Oliguria and azotemia may accompany the development of hepatic coma in patients with severe liver disease, and they are frequently ominous prognostic signs. Since urea from the circulating blood enters the gastrointestinal tract where it can be degraded to ammonium by the action of bacterial urease,1 urea may be capable of contributing indirectly to the increased concentration of ammonium found in the blood of some patients with liver disease. Increased circulating urea might then be considered with other nitrogenous substances capable of inducing impending hepatic coma in patients with severe hepatic disease.2-7 This investigation was done to determine the influence of azotemia upon the blood ammonium levels in patients with hepatic disease and to evaluate the relation of azotemia to hepatic coma.
Materials and Methods
Four groups of patients were studied.

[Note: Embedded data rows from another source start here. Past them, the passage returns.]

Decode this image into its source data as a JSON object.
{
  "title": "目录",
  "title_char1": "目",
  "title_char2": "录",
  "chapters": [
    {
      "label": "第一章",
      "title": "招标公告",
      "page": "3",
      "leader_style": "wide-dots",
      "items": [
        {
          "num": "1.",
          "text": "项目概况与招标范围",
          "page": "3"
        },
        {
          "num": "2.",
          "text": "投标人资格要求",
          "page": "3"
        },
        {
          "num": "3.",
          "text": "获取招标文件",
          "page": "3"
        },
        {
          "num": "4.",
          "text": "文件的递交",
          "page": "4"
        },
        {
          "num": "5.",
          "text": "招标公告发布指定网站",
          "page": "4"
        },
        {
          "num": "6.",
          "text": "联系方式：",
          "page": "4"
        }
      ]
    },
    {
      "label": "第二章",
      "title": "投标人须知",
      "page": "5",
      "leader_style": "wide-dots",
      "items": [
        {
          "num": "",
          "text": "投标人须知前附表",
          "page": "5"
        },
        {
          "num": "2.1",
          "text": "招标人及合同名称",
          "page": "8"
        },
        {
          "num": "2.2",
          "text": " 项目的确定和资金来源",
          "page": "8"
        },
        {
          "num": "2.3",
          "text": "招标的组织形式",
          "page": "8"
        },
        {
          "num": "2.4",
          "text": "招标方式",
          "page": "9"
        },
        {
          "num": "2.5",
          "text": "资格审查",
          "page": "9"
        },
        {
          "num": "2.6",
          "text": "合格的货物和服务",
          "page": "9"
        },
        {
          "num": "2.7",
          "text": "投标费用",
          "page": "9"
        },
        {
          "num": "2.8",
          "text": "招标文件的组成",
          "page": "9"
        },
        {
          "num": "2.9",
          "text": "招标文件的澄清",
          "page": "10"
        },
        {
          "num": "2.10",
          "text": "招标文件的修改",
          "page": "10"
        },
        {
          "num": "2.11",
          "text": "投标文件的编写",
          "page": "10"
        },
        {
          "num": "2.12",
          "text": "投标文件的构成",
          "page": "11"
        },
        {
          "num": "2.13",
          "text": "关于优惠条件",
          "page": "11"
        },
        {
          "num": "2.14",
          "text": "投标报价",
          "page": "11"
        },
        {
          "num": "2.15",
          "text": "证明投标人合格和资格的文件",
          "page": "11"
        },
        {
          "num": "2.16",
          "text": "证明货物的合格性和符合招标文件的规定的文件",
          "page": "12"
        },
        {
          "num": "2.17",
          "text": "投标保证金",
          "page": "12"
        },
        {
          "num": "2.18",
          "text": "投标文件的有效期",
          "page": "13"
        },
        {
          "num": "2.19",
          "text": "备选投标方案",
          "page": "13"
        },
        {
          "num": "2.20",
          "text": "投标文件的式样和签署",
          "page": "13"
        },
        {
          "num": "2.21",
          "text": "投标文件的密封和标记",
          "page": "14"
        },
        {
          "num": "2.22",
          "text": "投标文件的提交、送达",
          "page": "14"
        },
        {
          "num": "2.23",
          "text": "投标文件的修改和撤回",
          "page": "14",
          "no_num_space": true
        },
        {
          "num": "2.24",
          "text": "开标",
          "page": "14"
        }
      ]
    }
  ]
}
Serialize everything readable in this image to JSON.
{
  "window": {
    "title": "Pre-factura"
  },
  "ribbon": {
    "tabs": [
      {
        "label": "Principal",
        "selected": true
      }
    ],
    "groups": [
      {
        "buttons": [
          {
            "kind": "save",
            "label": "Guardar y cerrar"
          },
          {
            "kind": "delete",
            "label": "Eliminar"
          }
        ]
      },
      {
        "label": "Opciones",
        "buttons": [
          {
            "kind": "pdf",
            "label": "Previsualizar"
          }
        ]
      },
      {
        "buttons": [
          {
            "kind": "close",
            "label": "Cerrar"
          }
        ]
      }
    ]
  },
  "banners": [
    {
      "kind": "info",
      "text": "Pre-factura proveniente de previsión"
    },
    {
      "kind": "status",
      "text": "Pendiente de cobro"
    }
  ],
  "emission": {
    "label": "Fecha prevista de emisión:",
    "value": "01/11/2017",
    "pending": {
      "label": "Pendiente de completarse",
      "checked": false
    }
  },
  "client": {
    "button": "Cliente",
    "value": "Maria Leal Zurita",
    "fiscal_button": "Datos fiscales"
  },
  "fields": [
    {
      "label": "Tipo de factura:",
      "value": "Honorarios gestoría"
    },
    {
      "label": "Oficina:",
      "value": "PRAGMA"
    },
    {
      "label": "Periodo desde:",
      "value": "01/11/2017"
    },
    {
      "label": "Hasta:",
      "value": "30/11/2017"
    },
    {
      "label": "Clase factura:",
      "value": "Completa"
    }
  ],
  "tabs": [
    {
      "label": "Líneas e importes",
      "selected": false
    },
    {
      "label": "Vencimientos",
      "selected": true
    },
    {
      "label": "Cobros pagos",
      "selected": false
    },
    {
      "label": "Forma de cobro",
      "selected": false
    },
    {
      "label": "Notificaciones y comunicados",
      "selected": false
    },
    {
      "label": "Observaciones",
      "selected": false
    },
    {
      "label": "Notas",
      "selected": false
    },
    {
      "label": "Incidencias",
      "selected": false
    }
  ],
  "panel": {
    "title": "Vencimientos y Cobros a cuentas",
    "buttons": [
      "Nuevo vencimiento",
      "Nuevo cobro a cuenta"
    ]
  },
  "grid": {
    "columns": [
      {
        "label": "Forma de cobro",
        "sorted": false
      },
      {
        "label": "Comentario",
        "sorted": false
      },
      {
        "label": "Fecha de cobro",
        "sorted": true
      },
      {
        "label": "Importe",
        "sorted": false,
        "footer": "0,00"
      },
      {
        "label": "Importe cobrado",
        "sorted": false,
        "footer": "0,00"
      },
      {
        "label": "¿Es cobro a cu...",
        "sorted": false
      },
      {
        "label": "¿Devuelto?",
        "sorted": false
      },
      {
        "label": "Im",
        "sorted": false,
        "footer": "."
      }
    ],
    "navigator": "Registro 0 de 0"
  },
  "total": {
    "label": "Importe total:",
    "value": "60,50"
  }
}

One group consisted of six patients with azotemia but without liver disease (Table 1). A second group